WHAT IS EXPECTED:
Look for the word "accent" in the material below, then report each line where it occurs.

DATA TO EXAMINE:
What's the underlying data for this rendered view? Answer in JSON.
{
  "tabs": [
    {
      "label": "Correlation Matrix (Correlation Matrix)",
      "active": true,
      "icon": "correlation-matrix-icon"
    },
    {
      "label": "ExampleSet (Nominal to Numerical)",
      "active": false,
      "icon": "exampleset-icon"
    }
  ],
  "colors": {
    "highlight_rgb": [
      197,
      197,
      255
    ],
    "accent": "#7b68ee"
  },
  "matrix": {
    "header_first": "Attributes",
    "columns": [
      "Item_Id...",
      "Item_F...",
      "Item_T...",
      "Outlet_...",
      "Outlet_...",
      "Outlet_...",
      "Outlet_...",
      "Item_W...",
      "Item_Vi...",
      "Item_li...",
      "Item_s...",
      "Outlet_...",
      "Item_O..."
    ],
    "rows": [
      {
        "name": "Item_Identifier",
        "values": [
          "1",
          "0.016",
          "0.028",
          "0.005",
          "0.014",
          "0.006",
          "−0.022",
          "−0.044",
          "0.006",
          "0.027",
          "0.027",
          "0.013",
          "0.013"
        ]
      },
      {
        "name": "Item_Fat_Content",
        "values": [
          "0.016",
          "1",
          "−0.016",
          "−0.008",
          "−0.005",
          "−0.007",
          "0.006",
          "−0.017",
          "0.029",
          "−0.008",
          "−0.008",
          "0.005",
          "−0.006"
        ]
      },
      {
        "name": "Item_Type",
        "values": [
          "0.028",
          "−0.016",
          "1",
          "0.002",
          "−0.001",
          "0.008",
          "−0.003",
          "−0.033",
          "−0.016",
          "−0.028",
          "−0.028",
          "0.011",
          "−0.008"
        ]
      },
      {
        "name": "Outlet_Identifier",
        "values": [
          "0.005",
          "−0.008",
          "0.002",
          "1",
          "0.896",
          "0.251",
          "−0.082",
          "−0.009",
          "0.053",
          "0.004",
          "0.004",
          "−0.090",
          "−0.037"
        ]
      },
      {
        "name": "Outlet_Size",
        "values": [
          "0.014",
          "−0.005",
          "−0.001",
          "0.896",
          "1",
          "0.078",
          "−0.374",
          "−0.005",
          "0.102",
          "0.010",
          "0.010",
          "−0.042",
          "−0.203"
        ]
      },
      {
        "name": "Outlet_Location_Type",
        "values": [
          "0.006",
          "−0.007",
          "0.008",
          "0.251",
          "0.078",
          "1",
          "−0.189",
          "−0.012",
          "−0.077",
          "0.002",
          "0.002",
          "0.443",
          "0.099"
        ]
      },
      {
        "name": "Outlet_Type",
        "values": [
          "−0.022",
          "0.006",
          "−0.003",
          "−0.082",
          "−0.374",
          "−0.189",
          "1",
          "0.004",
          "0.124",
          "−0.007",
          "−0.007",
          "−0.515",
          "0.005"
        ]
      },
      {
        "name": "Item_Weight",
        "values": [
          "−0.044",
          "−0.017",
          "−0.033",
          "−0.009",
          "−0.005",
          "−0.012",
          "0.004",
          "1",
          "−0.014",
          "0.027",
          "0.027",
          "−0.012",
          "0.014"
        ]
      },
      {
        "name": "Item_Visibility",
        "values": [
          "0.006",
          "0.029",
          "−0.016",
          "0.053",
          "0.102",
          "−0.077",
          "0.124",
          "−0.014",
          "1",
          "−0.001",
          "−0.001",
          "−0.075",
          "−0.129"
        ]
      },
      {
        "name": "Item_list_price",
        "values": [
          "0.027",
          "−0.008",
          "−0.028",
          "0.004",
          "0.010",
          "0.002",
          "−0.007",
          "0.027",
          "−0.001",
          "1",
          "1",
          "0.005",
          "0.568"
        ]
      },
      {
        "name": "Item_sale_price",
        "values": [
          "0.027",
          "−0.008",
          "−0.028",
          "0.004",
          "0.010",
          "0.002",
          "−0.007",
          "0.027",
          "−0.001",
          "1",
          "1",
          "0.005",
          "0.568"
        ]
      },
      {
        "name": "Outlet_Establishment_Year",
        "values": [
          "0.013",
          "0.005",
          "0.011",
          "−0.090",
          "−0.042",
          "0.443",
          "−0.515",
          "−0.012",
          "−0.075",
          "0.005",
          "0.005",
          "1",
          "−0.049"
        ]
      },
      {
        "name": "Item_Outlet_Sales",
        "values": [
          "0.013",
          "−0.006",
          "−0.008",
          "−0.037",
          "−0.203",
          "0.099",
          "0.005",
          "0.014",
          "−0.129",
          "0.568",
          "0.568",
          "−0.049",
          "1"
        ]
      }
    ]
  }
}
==
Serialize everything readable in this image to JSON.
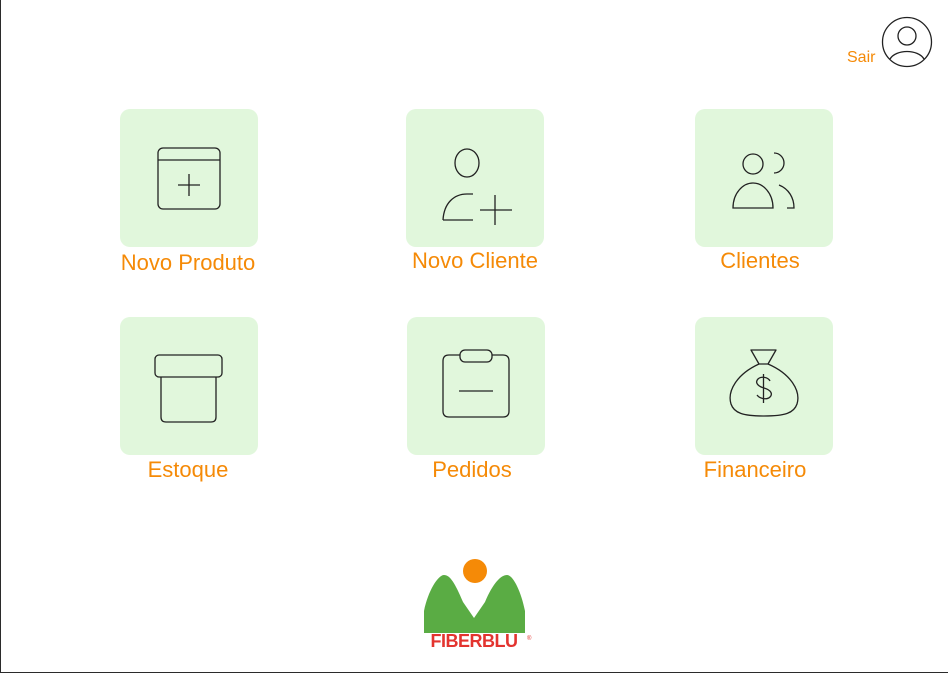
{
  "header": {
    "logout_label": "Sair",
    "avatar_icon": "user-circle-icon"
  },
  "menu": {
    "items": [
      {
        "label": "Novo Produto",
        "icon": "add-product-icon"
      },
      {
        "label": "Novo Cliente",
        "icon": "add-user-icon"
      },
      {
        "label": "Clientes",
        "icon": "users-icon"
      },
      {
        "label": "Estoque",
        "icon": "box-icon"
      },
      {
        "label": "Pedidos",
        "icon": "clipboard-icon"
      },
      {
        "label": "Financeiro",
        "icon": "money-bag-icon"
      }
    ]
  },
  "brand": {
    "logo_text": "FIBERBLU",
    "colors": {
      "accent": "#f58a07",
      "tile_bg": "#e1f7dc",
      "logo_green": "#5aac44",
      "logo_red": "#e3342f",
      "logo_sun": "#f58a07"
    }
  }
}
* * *
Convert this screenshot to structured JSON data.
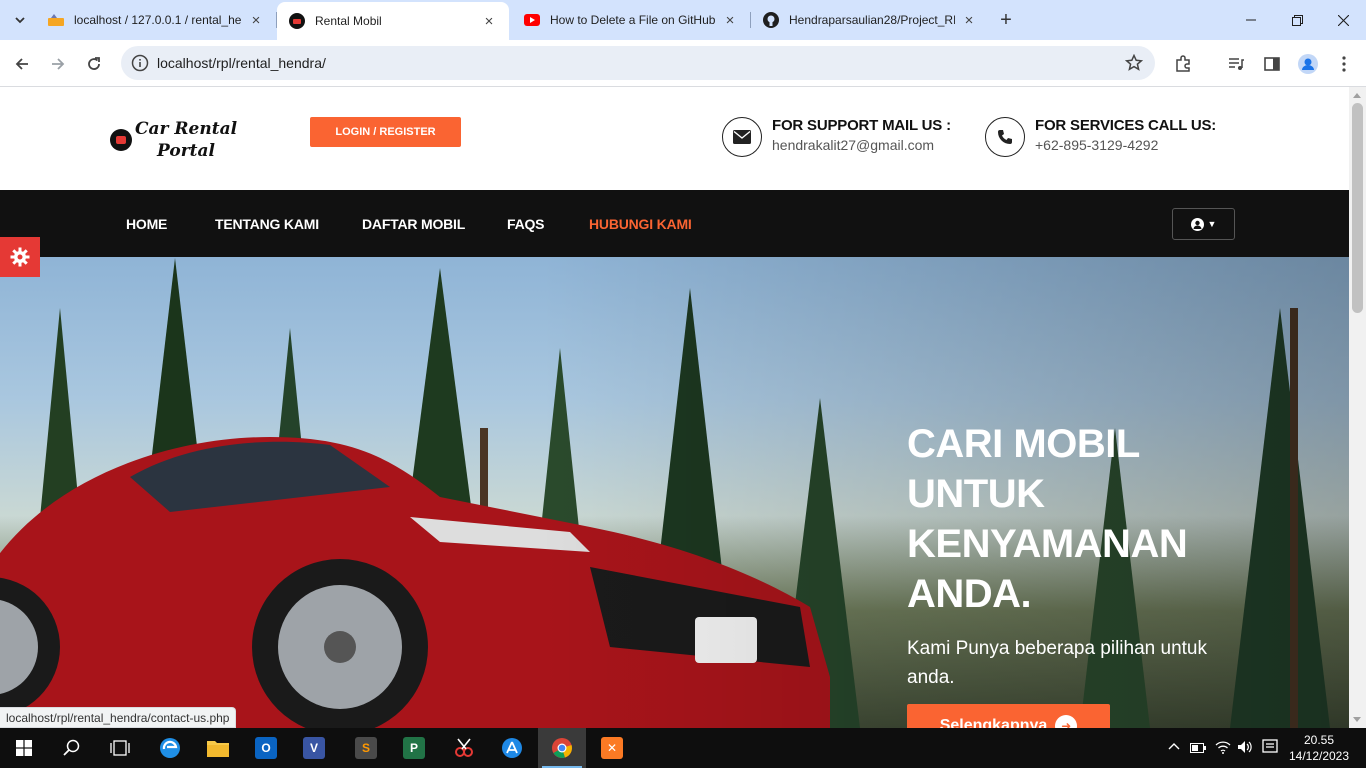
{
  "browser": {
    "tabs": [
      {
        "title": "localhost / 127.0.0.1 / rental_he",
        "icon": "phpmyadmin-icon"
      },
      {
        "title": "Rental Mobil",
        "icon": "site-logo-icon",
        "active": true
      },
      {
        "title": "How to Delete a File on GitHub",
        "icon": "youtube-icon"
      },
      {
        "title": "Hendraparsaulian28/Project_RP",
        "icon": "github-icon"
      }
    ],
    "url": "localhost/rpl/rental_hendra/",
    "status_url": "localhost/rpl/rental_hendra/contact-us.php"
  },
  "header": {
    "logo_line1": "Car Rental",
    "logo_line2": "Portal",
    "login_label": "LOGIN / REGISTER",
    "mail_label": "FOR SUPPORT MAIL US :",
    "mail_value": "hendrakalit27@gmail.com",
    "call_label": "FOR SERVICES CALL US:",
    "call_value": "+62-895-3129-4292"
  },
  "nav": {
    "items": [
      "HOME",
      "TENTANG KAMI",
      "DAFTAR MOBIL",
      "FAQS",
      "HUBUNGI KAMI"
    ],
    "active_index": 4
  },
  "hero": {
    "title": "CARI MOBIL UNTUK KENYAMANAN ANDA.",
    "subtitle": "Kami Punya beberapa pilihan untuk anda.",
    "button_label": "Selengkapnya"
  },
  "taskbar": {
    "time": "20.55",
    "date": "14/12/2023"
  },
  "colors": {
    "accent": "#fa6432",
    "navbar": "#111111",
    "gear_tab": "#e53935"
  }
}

REPLY:
    "accent": "#7b68ee"
      "accent": "#f58a07",
    "accent": "#fa6432",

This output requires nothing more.